*** Opening of INFORMATION GIVEN ***

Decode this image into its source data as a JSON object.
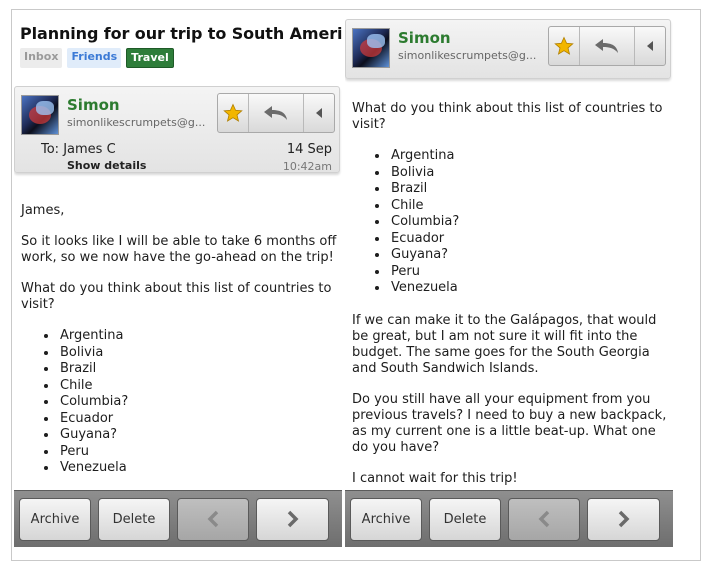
{
  "left_pane": {
    "subject": "Planning for our trip to South America",
    "labels": {
      "inbox": "Inbox",
      "friends": "Friends",
      "travel": "Travel"
    },
    "sender": {
      "name": "Simon",
      "email": "simonlikescrumpets@g..."
    },
    "to_line": "To: James C",
    "date": "14 Sep",
    "show_details": "Show details",
    "time": "10:42am",
    "body": {
      "greeting": "James,",
      "para1": "So it looks like I will be able to take 6 months off work, so we now have the go-ahead on the trip!",
      "question": "What do you think about this list of countries to visit?",
      "countries": [
        "Argentina",
        "Bolivia",
        "Brazil",
        "Chile",
        "Columbia?",
        "Ecuador",
        "Guyana?",
        "Peru",
        "Venezuela"
      ]
    }
  },
  "right_pane": {
    "sender": {
      "name": "Simon",
      "email": "simonlikescrumpets@g..."
    },
    "body": {
      "question": "What do you think about this list of countries to visit?",
      "countries": [
        "Argentina",
        "Bolivia",
        "Brazil",
        "Chile",
        "Columbia?",
        "Ecuador",
        "Guyana?",
        "Peru",
        "Venezuela"
      ],
      "para_galapagos": "If we can make it to the Galápagos, that would be great, but I am not sure it will fit into the budget. The same goes for the South Georgia and South Sandwich Islands.",
      "para_equipment": "Do you still have all your equipment from you previous travels? I need to buy a new backpack, as my current one is a little beat-up. What one do you have?",
      "closing": "I cannot wait for this trip!"
    }
  },
  "bottom_bar": {
    "archive": "Archive",
    "delete": "Delete"
  },
  "colors": {
    "sender_green": "#2c7b2f",
    "star_gold": "#f2b600",
    "travel_label": "#2e7d3a",
    "friends_label": "#3b7ad6"
  },
  "icons": {
    "star": "star-icon",
    "reply": "reply-arrow-icon",
    "more": "caret-left-icon",
    "prev": "chevron-left-icon",
    "next": "chevron-right-icon"
  }
}
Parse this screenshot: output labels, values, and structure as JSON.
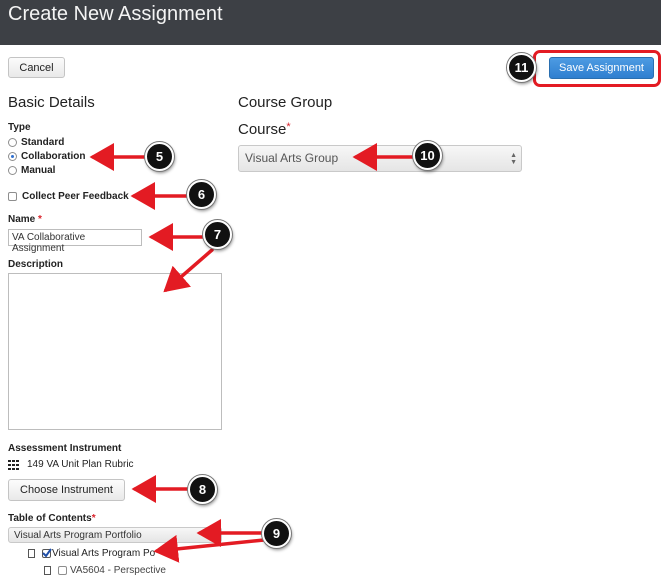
{
  "header": {
    "title": "Create New Assignment"
  },
  "toolbar": {
    "cancel_label": "Cancel",
    "save_label": "Save Assignment"
  },
  "basic": {
    "title": "Basic Details",
    "type_label": "Type",
    "types": [
      "Standard",
      "Collaboration",
      "Manual"
    ],
    "selected_type": "Collaboration",
    "peer_feedback_label": "Collect Peer Feedback",
    "peer_feedback_checked": false,
    "name_label": "Name",
    "required_mark": "*",
    "name_value": "VA Collaborative Assignment",
    "description_label": "Description",
    "description_value": "",
    "assessment_label": "Assessment Instrument",
    "assessment_value": "149 VA Unit Plan Rubric",
    "choose_instrument_label": "Choose Instrument",
    "toc_label": "Table of Contents",
    "toc_select_value": "Visual Arts Program Portfolio",
    "toc_tree": [
      {
        "label": "Visual Arts Program Po",
        "checked": true
      },
      {
        "label": "VA5604 - Perspective",
        "checked": false
      }
    ]
  },
  "course": {
    "group_title": "Course Group",
    "course_label": "Course",
    "required_mark": "*",
    "course_value": "Visual Arts Group"
  },
  "callouts": {
    "c5": "5",
    "c6": "6",
    "c7": "7",
    "c8": "8",
    "c9": "9",
    "c10": "10",
    "c11": "11"
  },
  "colors": {
    "accent": "#2f7fd0",
    "annotation": "#e31b23",
    "header": "#3d4045"
  },
  "icons": [
    "grid-icon",
    "document-icon",
    "checkbox-checked-icon",
    "radio-icon",
    "select-arrows-icon"
  ]
}
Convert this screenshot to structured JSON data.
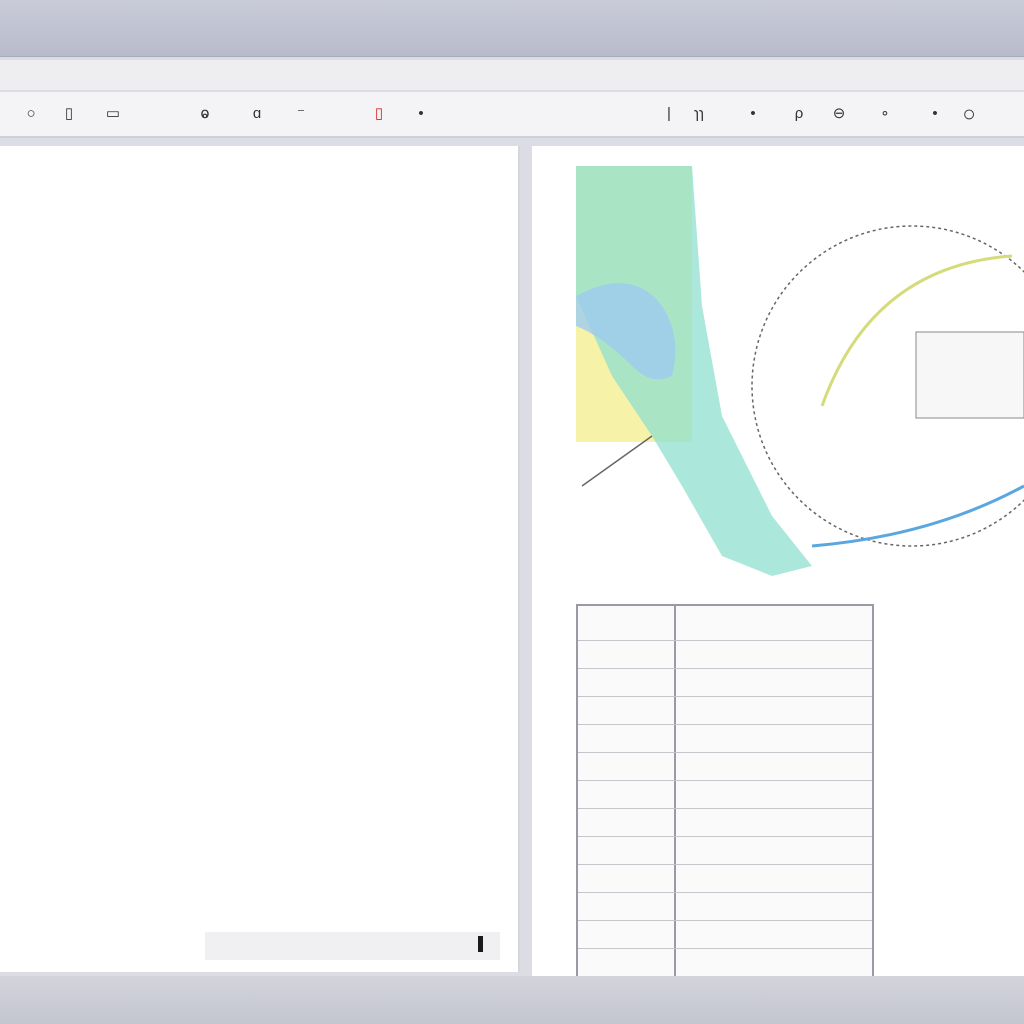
{
  "titlebar": {
    "title": ""
  },
  "menu": {
    "items": [
      "",
      "",
      ""
    ]
  },
  "toolbar": {
    "left_icons": [
      "open-icon",
      "columns-icon",
      "cut-icon",
      "copy-icon",
      "paste-icon",
      "red-marker-icon",
      "bullet-icon"
    ],
    "right_icons": [
      "cursor-icon",
      "scissors-icon",
      "zoom-icon",
      "circle-icon",
      "dot-icon",
      "ring-icon"
    ]
  },
  "document": {
    "lines": [
      "",
      "",
      "",
      "",
      "",
      "",
      "",
      "",
      "",
      "",
      "",
      "",
      "",
      "",
      "",
      "",
      "",
      ""
    ]
  },
  "figure": {
    "colors": {
      "yellow": "#f4f1a0",
      "teal": "#5fcfc2",
      "blue": "#7cb2e6",
      "curve": "#c9d77a"
    },
    "inset_label": ""
  },
  "table": {
    "headers": [
      "",
      ""
    ],
    "rows": [
      [
        "",
        ""
      ],
      [
        "",
        ""
      ],
      [
        "",
        ""
      ],
      [
        "",
        ""
      ],
      [
        "",
        ""
      ],
      [
        "",
        ""
      ],
      [
        "",
        ""
      ],
      [
        "",
        ""
      ],
      [
        "",
        ""
      ],
      [
        "",
        ""
      ],
      [
        "",
        ""
      ],
      [
        "",
        ""
      ]
    ]
  },
  "colors": {
    "panel_bg": "#ffffff",
    "chrome": "#c9cbd8",
    "border": "#9a9aa2"
  }
}
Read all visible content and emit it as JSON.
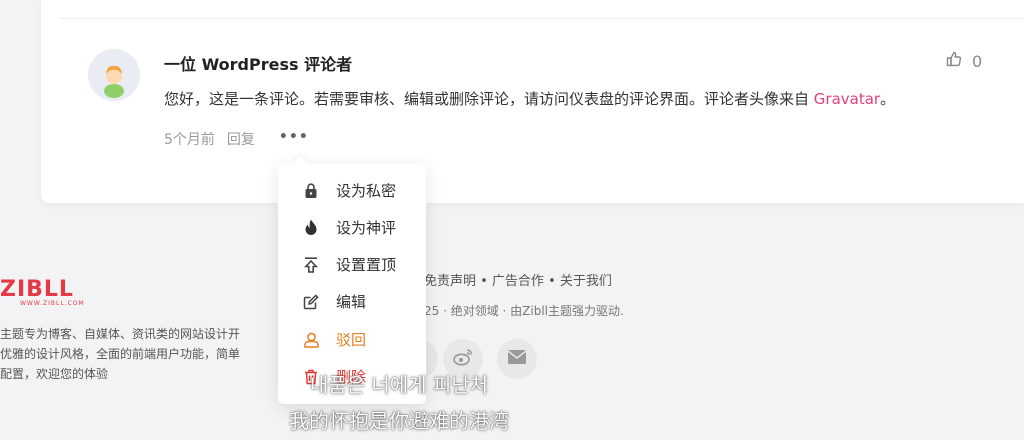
{
  "comment": {
    "author": "一位 WordPress 评论者",
    "likes": "0",
    "text": "您好，这是一条评论。若需要审核、编辑或删除评论，请访问仪表盘的评论界面。评论者头像来自 ",
    "link": "Gravatar",
    "text_end": "。",
    "time": "5个月前",
    "reply": "回复",
    "more": "•••"
  },
  "menu": {
    "items": [
      {
        "label": "设为私密",
        "icon": "lock-icon"
      },
      {
        "label": "设为神评",
        "icon": "fire-icon"
      },
      {
        "label": "设置置顶",
        "icon": "pin-top-icon"
      },
      {
        "label": "编辑",
        "icon": "edit-icon"
      },
      {
        "label": "驳回",
        "icon": "user-reject-icon"
      },
      {
        "label": "删除",
        "icon": "trash-icon"
      }
    ],
    "colors": {
      "warn": "#e67e22",
      "danger": "#e53935"
    }
  },
  "footer": {
    "logo": "ZIBLL",
    "logo_sub": "WWW.ZIBLL.COM",
    "desc": [
      "主题专为博客、自媒体、资讯类的网站设计开",
      "优雅的设计风格，全面的前端用户功能，简单",
      "配置，欢迎您的体验"
    ],
    "links": "免责声明  •  广告合作  •  关于我们",
    "copyright": "25 · 绝对领域 · 由Zibll主题强力驱动."
  },
  "subtitles": {
    "korean": "내품은 너에게 피난처",
    "chinese": "我的怀抱是你避难的港湾"
  }
}
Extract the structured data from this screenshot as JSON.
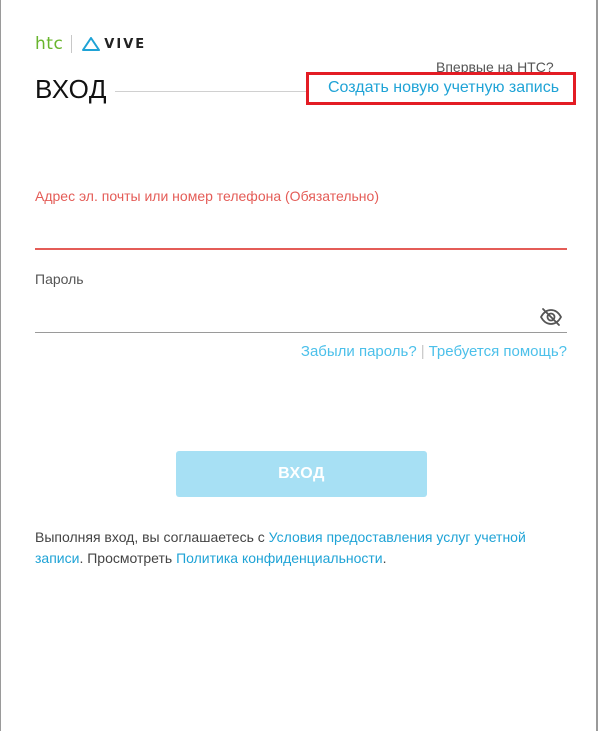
{
  "brand": {
    "htc": "htc",
    "vive": "VIVE"
  },
  "header": {
    "new_to": "Впервые на HTC?",
    "title": "ВХОД",
    "create_account": "Создать новую учетную запись"
  },
  "form": {
    "email_label": "Адрес эл. почты или номер телефона (Обязательно)",
    "email_value": "",
    "password_label": "Пароль",
    "password_value": "",
    "forgot_password": "Забыли пароль?",
    "separator": "|",
    "need_help": "Требуется помощь?",
    "login_button": "ВХОД"
  },
  "terms": {
    "prefix": "Выполняя вход, вы соглашаетесь с ",
    "terms_link": "Условия предоставления услуг учетной записи",
    "middle": ". Просмотреть ",
    "privacy_link": "Политика конфиденциальности",
    "suffix": "."
  },
  "colors": {
    "accent": "#1fa3d6",
    "link_light": "#4cc0ea",
    "error": "#e45c57",
    "highlight_box": "#e31c24",
    "button_disabled": "#a7e0f4",
    "htc_green": "#69b52e"
  },
  "icons": {
    "password_toggle": "eye-slash-icon",
    "vive_logo": "vive-logo-icon"
  }
}
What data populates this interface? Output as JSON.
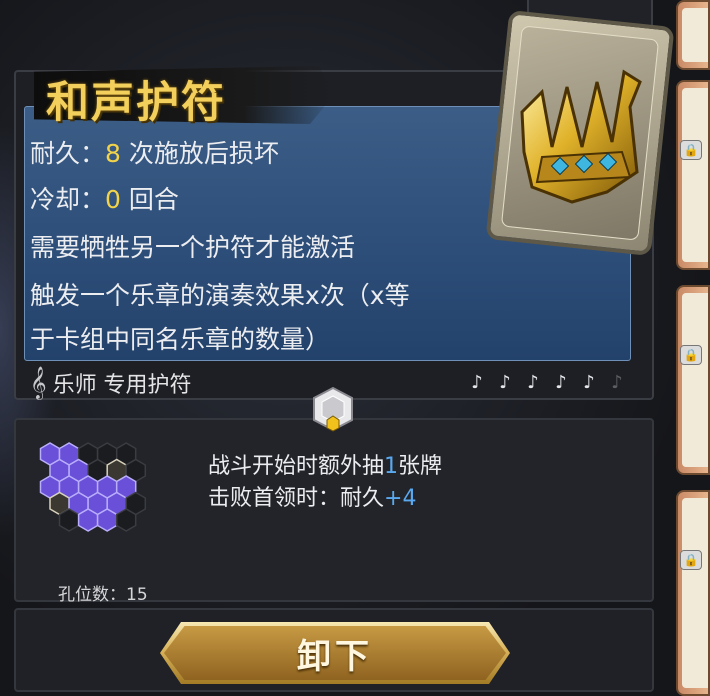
{
  "item": {
    "name": "和声护符",
    "durability_label": "耐久：",
    "durability_value": "8",
    "durability_suffix": " 次施放后损坏",
    "cooldown_label": "冷却：",
    "cooldown_value": "0",
    "cooldown_suffix": " 回合",
    "requirement": "需要牺牲另一个护符才能激活",
    "effect_line1": "触发一个乐章的演奏效果x次（x等",
    "effect_line2": "于卡组中同名乐章的数量）",
    "class_tag": "乐师 专用护符",
    "rarity_filled": 5,
    "rarity_total": 6
  },
  "sockets": {
    "bonus1_prefix": "战斗开始时额外抽",
    "bonus1_value": "1",
    "bonus1_suffix": "张牌",
    "bonus2_prefix": "击败首领时：耐久",
    "bonus2_value": "+4",
    "slot_count_text": "孔位数：15"
  },
  "actions": {
    "unequip_label": "卸下"
  },
  "colors": {
    "title_gold": "#f3cf5c",
    "highlight_yellow": "#f2d34a",
    "highlight_blue": "#5aa9f0",
    "socket_purple": "#6a4fd8"
  }
}
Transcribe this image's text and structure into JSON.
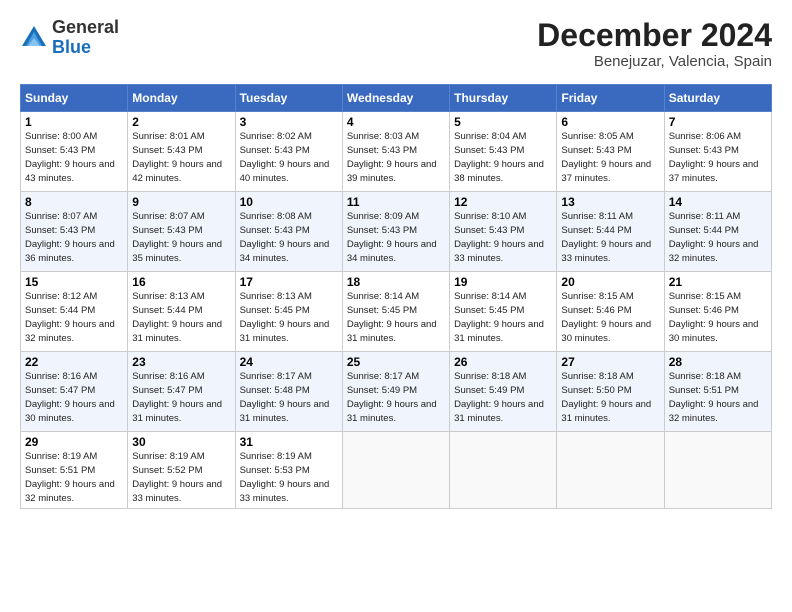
{
  "logo": {
    "general": "General",
    "blue": "Blue"
  },
  "title": "December 2024",
  "location": "Benejuzar, Valencia, Spain",
  "days_header": [
    "Sunday",
    "Monday",
    "Tuesday",
    "Wednesday",
    "Thursday",
    "Friday",
    "Saturday"
  ],
  "weeks": [
    [
      {
        "num": "1",
        "sunrise": "8:00 AM",
        "sunset": "5:43 PM",
        "daylight": "9 hours and 43 minutes."
      },
      {
        "num": "2",
        "sunrise": "8:01 AM",
        "sunset": "5:43 PM",
        "daylight": "9 hours and 42 minutes."
      },
      {
        "num": "3",
        "sunrise": "8:02 AM",
        "sunset": "5:43 PM",
        "daylight": "9 hours and 40 minutes."
      },
      {
        "num": "4",
        "sunrise": "8:03 AM",
        "sunset": "5:43 PM",
        "daylight": "9 hours and 39 minutes."
      },
      {
        "num": "5",
        "sunrise": "8:04 AM",
        "sunset": "5:43 PM",
        "daylight": "9 hours and 38 minutes."
      },
      {
        "num": "6",
        "sunrise": "8:05 AM",
        "sunset": "5:43 PM",
        "daylight": "9 hours and 37 minutes."
      },
      {
        "num": "7",
        "sunrise": "8:06 AM",
        "sunset": "5:43 PM",
        "daylight": "9 hours and 37 minutes."
      }
    ],
    [
      {
        "num": "8",
        "sunrise": "8:07 AM",
        "sunset": "5:43 PM",
        "daylight": "9 hours and 36 minutes."
      },
      {
        "num": "9",
        "sunrise": "8:07 AM",
        "sunset": "5:43 PM",
        "daylight": "9 hours and 35 minutes."
      },
      {
        "num": "10",
        "sunrise": "8:08 AM",
        "sunset": "5:43 PM",
        "daylight": "9 hours and 34 minutes."
      },
      {
        "num": "11",
        "sunrise": "8:09 AM",
        "sunset": "5:43 PM",
        "daylight": "9 hours and 34 minutes."
      },
      {
        "num": "12",
        "sunrise": "8:10 AM",
        "sunset": "5:43 PM",
        "daylight": "9 hours and 33 minutes."
      },
      {
        "num": "13",
        "sunrise": "8:11 AM",
        "sunset": "5:44 PM",
        "daylight": "9 hours and 33 minutes."
      },
      {
        "num": "14",
        "sunrise": "8:11 AM",
        "sunset": "5:44 PM",
        "daylight": "9 hours and 32 minutes."
      }
    ],
    [
      {
        "num": "15",
        "sunrise": "8:12 AM",
        "sunset": "5:44 PM",
        "daylight": "9 hours and 32 minutes."
      },
      {
        "num": "16",
        "sunrise": "8:13 AM",
        "sunset": "5:44 PM",
        "daylight": "9 hours and 31 minutes."
      },
      {
        "num": "17",
        "sunrise": "8:13 AM",
        "sunset": "5:45 PM",
        "daylight": "9 hours and 31 minutes."
      },
      {
        "num": "18",
        "sunrise": "8:14 AM",
        "sunset": "5:45 PM",
        "daylight": "9 hours and 31 minutes."
      },
      {
        "num": "19",
        "sunrise": "8:14 AM",
        "sunset": "5:45 PM",
        "daylight": "9 hours and 31 minutes."
      },
      {
        "num": "20",
        "sunrise": "8:15 AM",
        "sunset": "5:46 PM",
        "daylight": "9 hours and 30 minutes."
      },
      {
        "num": "21",
        "sunrise": "8:15 AM",
        "sunset": "5:46 PM",
        "daylight": "9 hours and 30 minutes."
      }
    ],
    [
      {
        "num": "22",
        "sunrise": "8:16 AM",
        "sunset": "5:47 PM",
        "daylight": "9 hours and 30 minutes."
      },
      {
        "num": "23",
        "sunrise": "8:16 AM",
        "sunset": "5:47 PM",
        "daylight": "9 hours and 31 minutes."
      },
      {
        "num": "24",
        "sunrise": "8:17 AM",
        "sunset": "5:48 PM",
        "daylight": "9 hours and 31 minutes."
      },
      {
        "num": "25",
        "sunrise": "8:17 AM",
        "sunset": "5:49 PM",
        "daylight": "9 hours and 31 minutes."
      },
      {
        "num": "26",
        "sunrise": "8:18 AM",
        "sunset": "5:49 PM",
        "daylight": "9 hours and 31 minutes."
      },
      {
        "num": "27",
        "sunrise": "8:18 AM",
        "sunset": "5:50 PM",
        "daylight": "9 hours and 31 minutes."
      },
      {
        "num": "28",
        "sunrise": "8:18 AM",
        "sunset": "5:51 PM",
        "daylight": "9 hours and 32 minutes."
      }
    ],
    [
      {
        "num": "29",
        "sunrise": "8:19 AM",
        "sunset": "5:51 PM",
        "daylight": "9 hours and 32 minutes."
      },
      {
        "num": "30",
        "sunrise": "8:19 AM",
        "sunset": "5:52 PM",
        "daylight": "9 hours and 33 minutes."
      },
      {
        "num": "31",
        "sunrise": "8:19 AM",
        "sunset": "5:53 PM",
        "daylight": "9 hours and 33 minutes."
      },
      null,
      null,
      null,
      null
    ]
  ]
}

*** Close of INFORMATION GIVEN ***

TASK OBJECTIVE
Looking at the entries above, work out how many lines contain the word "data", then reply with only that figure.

RESPONSE FOR THIS EXERCISE
4